[Collected data entries]

======

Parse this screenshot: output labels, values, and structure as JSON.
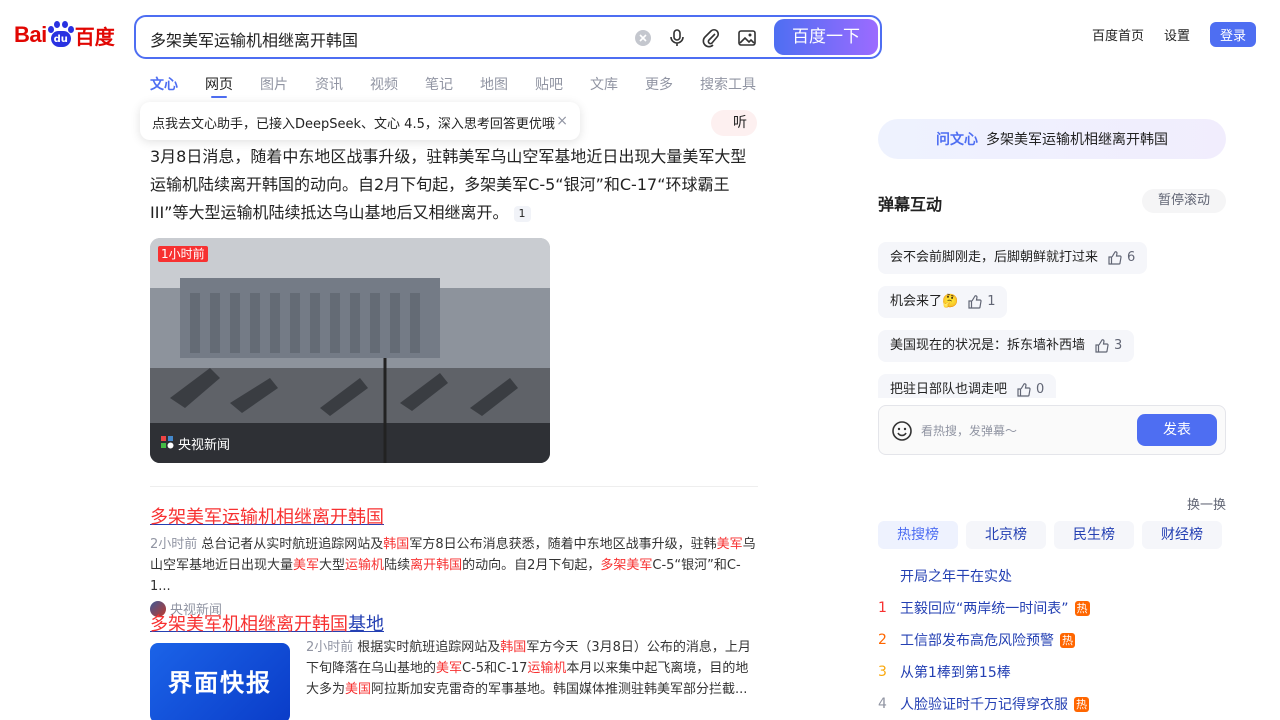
{
  "logo": {
    "part1": "Bai",
    "paw_text": "du",
    "part2": "百度"
  },
  "search": {
    "query": "多架美军运输机相继离开韩国",
    "button": "百度一下"
  },
  "top_nav": {
    "home": "百度首页",
    "settings": "设置",
    "login": "登录"
  },
  "tabs": [
    {
      "label": "文心"
    },
    {
      "label": "网页"
    },
    {
      "label": "图片"
    },
    {
      "label": "资讯"
    },
    {
      "label": "视频"
    },
    {
      "label": "笔记"
    },
    {
      "label": "地图"
    },
    {
      "label": "贴吧"
    },
    {
      "label": "文库"
    },
    {
      "label": "更多"
    },
    {
      "label": "搜索工具"
    }
  ],
  "tooltip": {
    "text": "点我去文心助手，已接入DeepSeek、文心 4.5，深入思考回答更优哦",
    "close": "×"
  },
  "listen": "听",
  "summary": {
    "text": "3月8日消息，随着中东地区战事升级，驻韩美军乌山空军基地近日出现大量美军大型运输机陆续离开韩国的动向。自2月下旬起，多架美军C-5“银河”和C-17“环球霸王III”等大型运输机陆续抵达乌山基地后又相继离开。",
    "cite": "1"
  },
  "news_image": {
    "time": "1小时前",
    "source": "央视新闻"
  },
  "result1": {
    "title": "多架美军运输机相继离开韩国",
    "time": "2小时前",
    "abstract_parts": [
      "总台记者从实时航班追踪网站及",
      "韩国",
      "军方8日公布消息获悉，随着中东地区战事升级，驻韩",
      "美军",
      "乌山空军基地近日出现大量",
      "美军",
      "大型",
      "运输机",
      "陆续",
      "离开韩国",
      "的动向。自2月下旬起，",
      "多架美军",
      "C-5“银河”和C-1..."
    ],
    "source": "央视新闻"
  },
  "result2": {
    "title_hl": "多架美军机相继离开韩国",
    "title_rest": "基地",
    "thumb_text": "界面快报",
    "time": "2小时前",
    "abstract_parts": [
      "根据实时航班追踪网站及",
      "韩国",
      "军方今天（3月8日）公布的消息，上月下旬降落在乌山基地的",
      "美军",
      "C-5和C-17",
      "运输机",
      "本月以来集中起飞离境，目的地大多为",
      "美国",
      "阿拉斯加安克雷奇的军事基地。韩国媒体推测驻韩美军部分拦截..."
    ]
  },
  "ask_wenxin": {
    "brand": "问文心",
    "text": "多架美军运输机相继离开韩国"
  },
  "danmu": {
    "title": "弹幕互动",
    "pause": "暂停滚动",
    "items": [
      {
        "text": "会不会前脚刚走，后脚朝鲜就打过来",
        "likes": "6"
      },
      {
        "text": "机会来了🤔",
        "likes": "1"
      },
      {
        "text": "美国现在的状况是：拆东墙补西墙",
        "likes": "3"
      },
      {
        "text": "把驻日部队也调走吧",
        "likes": "0"
      }
    ],
    "placeholder": "看热搜，发弹幕～",
    "send": "发表"
  },
  "hot": {
    "refresh": "换一换",
    "tabs": [
      "热搜榜",
      "北京榜",
      "民生榜",
      "财经榜"
    ],
    "items": [
      {
        "rank": "",
        "text": "开局之年干在实处",
        "tag": ""
      },
      {
        "rank": "1",
        "text": "王毅回应“两岸统一时间表”",
        "tag": "热"
      },
      {
        "rank": "2",
        "text": "工信部发布高危风险预警",
        "tag": "热"
      },
      {
        "rank": "3",
        "text": "从第1棒到第15棒",
        "tag": ""
      },
      {
        "rank": "4",
        "text": "人脸验证时千万记得穿衣服",
        "tag": "热"
      }
    ]
  },
  "colors": {
    "brand_blue": "#4e6ef2",
    "baidu_red": "#e10602",
    "highlight_red": "#f73131",
    "link_blue": "#2440b3",
    "hot_orange": "#ff6600"
  }
}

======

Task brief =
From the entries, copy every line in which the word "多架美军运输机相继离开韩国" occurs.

Solved exercise =
    "query": "多架美军运输机相继离开韩国",
    "title": "多架美军运输机相继离开韩国",
    "text": "多架美军运输机相继离开韩国"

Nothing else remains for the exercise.